Records for the exercise:
╭──

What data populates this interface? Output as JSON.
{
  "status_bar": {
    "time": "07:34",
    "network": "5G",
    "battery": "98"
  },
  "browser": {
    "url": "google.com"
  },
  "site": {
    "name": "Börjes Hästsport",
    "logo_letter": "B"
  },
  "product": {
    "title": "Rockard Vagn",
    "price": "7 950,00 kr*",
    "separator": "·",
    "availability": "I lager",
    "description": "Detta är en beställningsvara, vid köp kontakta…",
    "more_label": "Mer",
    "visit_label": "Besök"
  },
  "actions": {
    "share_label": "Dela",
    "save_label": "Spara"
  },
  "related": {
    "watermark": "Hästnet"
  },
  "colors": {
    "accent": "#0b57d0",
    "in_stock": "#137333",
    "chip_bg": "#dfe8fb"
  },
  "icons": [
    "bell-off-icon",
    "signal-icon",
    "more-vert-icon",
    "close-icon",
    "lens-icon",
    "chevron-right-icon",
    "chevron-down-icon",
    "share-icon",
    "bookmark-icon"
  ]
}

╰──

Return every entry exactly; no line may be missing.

Result below:
What data populates this interface? Output as JSON.
{
  "status_bar": {
    "time": "07:34",
    "network": "5G",
    "battery": "98"
  },
  "browser": {
    "url": "google.com"
  },
  "site": {
    "name": "Börjes Hästsport",
    "logo_letter": "B"
  },
  "product": {
    "title": "Rockard Vagn",
    "price": "7 950,00 kr*",
    "separator": "·",
    "availability": "I lager",
    "description": "Detta är en beställningsvara, vid köp kontakta…",
    "more_label": "Mer",
    "visit_label": "Besök"
  },
  "actions": {
    "share_label": "Dela",
    "save_label": "Spara"
  },
  "related": {
    "watermark": "Hästnet"
  },
  "colors": {
    "accent": "#0b57d0",
    "in_stock": "#137333",
    "chip_bg": "#dfe8fb"
  },
  "icons": [
    "bell-off-icon",
    "signal-icon",
    "more-vert-icon",
    "close-icon",
    "lens-icon",
    "chevron-right-icon",
    "chevron-down-icon",
    "share-icon",
    "bookmark-icon"
  ]
}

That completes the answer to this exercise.